Portable Peril and Play
Aside from Funky Mode, the most exciting feature of Donkey Kong Country: Tropical Freeze is the ability to take the game on the go for truly unplugged fun. It’s a common accolade for the Nintendo Switch, but the ability to play my favorite home console games wherever I want is something that still seems like such a wonder.
Though some of the game’s more challenging levels and boss fights (Fugu Face-Off, in particular) left me screaming at my screen, the convenience of playing the game while on lunch at work, outside on the porch swing, or even while watching a pot of noodles boil in the kitchen never got old (though it did garner some stares when the aforementioned screaming happened).
Clever Challenges and Seriously Tough Secrets

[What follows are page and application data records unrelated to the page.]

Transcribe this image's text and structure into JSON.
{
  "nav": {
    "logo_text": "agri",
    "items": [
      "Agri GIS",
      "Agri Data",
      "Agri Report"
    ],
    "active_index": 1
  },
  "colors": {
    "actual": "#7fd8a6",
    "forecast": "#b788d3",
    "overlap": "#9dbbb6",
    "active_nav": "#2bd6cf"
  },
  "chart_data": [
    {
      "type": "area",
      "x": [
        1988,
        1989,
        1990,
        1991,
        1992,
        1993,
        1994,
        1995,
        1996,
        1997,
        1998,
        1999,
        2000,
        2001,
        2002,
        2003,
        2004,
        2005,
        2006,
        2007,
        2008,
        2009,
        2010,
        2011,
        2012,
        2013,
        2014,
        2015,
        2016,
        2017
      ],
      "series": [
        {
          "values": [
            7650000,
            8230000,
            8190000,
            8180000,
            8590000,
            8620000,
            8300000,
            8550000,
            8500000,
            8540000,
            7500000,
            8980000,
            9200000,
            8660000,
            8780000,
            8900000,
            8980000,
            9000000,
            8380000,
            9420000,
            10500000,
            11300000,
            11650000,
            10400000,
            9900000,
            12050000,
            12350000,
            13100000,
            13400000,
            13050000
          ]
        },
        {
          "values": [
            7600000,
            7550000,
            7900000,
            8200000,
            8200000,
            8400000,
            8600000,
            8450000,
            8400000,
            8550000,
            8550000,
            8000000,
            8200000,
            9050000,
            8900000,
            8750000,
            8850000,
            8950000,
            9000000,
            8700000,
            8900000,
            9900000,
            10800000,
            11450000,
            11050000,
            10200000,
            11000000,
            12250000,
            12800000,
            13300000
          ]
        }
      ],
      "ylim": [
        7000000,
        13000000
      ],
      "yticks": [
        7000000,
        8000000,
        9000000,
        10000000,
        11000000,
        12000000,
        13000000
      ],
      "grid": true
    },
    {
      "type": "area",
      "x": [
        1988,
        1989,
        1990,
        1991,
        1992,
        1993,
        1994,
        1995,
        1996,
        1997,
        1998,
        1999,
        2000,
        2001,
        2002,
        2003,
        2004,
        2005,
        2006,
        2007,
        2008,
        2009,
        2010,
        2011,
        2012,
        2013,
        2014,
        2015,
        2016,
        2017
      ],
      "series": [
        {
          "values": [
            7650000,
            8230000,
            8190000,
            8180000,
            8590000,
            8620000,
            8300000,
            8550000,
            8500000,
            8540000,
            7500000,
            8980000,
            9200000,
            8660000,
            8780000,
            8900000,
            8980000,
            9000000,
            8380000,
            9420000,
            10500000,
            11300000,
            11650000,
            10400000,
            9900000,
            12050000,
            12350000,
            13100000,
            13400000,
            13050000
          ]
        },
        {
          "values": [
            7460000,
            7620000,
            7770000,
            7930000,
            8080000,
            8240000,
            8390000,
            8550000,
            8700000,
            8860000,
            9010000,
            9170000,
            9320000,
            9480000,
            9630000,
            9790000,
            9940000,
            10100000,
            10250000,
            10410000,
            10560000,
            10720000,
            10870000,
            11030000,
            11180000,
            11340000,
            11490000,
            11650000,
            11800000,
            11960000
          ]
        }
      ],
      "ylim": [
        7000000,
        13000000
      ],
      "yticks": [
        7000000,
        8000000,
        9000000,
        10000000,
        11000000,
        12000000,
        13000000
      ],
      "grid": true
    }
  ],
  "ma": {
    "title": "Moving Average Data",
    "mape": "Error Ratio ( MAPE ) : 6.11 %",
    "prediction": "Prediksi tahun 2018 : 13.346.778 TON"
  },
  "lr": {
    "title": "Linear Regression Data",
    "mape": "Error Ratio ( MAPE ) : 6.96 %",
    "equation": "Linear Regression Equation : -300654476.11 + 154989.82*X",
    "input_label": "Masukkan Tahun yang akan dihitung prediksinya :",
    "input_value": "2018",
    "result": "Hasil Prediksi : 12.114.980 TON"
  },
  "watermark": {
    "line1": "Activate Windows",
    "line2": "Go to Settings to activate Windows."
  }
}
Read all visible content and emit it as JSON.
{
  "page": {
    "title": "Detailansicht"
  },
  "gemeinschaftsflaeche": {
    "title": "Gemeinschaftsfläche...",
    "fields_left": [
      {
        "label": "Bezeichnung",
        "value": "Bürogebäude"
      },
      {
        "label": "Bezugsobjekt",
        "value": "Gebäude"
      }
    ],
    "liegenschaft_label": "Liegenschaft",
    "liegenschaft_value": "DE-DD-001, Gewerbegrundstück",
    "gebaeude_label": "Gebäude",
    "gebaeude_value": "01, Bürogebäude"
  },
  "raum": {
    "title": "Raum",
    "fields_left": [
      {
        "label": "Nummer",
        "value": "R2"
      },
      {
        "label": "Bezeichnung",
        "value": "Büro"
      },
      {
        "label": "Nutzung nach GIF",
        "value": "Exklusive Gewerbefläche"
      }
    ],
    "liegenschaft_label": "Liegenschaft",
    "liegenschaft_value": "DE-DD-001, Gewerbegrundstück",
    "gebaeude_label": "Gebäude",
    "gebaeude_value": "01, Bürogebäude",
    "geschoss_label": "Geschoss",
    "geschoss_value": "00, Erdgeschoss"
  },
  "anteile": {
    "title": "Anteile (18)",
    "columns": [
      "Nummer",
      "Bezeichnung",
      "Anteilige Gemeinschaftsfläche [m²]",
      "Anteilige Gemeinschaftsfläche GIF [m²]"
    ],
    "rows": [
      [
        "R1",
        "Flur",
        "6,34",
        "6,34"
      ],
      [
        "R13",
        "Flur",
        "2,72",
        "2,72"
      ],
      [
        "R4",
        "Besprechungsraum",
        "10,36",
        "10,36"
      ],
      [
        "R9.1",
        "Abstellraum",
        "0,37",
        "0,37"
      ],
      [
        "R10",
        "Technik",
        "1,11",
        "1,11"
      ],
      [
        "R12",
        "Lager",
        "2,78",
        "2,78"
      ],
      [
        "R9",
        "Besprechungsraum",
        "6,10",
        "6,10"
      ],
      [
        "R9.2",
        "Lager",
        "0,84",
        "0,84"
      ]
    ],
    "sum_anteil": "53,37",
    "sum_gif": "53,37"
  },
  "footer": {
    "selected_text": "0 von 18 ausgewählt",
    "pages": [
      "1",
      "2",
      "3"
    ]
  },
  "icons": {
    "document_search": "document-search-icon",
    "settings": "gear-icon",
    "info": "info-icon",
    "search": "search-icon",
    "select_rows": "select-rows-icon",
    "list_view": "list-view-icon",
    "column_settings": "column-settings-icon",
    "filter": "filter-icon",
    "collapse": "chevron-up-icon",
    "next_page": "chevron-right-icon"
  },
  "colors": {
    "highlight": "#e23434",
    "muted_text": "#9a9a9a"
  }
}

One thing that makes Donkey Kong Country: Tropical Freeze so entertaining is it’s ability to provide a rewarding experience for all types of gamers. If you are looking for a solid platformer with tough levels, inventive gameplay and more, DKC: TF has you covered. If you’re a completionist and want to collect all of the hidden puzzle pieces or KONG letters, the game provides you with an exceptional — although sometimes unbalanced in terms of difficulty — adventure. If you’re looking for something breezy and enjoyable to do on a Saturday afternoon, hop on Funky’s surfboard and glide through the game.
This time around, I found myself diving deep into the secrets and clearing out an entire level before moving to the next. I would spend upwards of an hour on some of the levels, trying to find the string of bananas I would need to collect in order to to trigger the appearance of a hidden puzzle piece, or bouncing on moving platforms in a race against a timer to reach my goal. Completing a world in its entirety — treasures and all — was extremely rewarding and kept my excitement for each world at an all-time high.
Donkey Kong Country: Tropical Freeze is a barrel of fun that provides enjoyment, challenges and a nostalgic whimsy that made us fall in love with Donkey Kong and company in the original Super Nintendo series. With the addition of Funky Mode, Donkey Kong’s latest adventure provides an accessible way for casual gamers to play, at home or on the go with the Nintendo Switch. The only downside about this re-release is the feeling I was left with of wanting more. Is there a new Donkey Kong on the way for the Nintendo Switch? A boy can dream.